Only lines containing "Losen" are wanted from the data below. Copy those lines.

###

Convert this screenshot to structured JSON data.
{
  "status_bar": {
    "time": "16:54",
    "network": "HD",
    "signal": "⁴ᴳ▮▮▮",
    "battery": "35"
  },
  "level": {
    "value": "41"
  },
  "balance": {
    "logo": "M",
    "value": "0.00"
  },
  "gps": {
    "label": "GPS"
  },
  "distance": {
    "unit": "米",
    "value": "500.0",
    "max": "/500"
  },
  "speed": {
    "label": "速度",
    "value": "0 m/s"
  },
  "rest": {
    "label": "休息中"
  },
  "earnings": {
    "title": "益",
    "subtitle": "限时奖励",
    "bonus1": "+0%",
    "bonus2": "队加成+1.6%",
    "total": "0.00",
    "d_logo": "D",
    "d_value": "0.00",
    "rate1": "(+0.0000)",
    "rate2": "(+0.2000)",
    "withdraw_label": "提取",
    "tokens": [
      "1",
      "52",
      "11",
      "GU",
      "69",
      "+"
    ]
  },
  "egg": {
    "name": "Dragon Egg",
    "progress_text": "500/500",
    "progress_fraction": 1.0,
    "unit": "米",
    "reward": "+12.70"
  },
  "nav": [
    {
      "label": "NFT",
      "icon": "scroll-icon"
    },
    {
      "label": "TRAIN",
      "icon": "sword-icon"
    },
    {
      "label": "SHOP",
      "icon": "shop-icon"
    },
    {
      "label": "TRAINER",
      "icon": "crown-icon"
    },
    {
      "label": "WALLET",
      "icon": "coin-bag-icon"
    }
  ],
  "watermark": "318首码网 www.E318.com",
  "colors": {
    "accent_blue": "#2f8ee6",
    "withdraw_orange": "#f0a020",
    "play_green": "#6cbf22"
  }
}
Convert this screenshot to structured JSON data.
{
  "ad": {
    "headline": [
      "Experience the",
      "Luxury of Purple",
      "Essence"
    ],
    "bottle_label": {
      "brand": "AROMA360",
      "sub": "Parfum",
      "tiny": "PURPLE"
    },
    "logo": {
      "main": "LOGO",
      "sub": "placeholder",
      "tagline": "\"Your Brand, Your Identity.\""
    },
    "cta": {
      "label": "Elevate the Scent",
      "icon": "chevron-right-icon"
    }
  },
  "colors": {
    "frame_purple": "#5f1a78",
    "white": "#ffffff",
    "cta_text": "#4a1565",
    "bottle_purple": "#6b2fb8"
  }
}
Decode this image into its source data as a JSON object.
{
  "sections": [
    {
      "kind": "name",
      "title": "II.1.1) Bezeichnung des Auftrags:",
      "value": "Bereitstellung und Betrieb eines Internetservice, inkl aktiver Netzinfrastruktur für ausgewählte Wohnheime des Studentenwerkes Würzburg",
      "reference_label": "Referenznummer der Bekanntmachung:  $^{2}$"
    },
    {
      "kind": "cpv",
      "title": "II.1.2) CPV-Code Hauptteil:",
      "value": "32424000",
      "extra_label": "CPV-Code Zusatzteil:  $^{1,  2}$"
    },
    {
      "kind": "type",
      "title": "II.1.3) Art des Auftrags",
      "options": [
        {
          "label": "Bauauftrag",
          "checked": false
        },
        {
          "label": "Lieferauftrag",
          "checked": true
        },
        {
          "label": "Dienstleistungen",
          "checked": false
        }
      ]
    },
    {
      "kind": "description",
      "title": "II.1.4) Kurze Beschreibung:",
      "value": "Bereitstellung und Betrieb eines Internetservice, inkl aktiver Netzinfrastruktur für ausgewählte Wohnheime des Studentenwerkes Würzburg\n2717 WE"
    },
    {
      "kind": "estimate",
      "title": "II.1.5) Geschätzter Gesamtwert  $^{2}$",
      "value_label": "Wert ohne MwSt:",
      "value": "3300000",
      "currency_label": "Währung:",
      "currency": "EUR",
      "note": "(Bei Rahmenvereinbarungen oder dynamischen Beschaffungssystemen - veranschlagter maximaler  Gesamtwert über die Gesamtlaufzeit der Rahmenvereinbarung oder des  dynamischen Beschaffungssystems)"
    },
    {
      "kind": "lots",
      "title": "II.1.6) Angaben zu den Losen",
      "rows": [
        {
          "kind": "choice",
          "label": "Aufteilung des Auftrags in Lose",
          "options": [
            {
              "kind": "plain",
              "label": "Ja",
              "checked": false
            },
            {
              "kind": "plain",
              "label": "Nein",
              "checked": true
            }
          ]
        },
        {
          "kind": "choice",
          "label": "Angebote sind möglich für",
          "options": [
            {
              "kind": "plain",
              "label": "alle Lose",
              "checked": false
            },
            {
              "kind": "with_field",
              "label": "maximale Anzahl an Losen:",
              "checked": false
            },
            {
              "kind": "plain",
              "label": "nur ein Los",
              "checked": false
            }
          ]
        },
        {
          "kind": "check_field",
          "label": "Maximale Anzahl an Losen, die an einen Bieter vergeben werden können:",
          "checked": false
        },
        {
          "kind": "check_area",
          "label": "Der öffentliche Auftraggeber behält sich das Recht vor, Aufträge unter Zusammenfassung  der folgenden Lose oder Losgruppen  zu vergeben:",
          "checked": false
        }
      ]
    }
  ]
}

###

### Result of this exercise:
      "title": "II.1.6) Angaben zu den Losen",
              "label": "maximale Anzahl an Losen:",
          "label": "Maximale Anzahl an Losen, die an einen Bieter vergeben werden können:",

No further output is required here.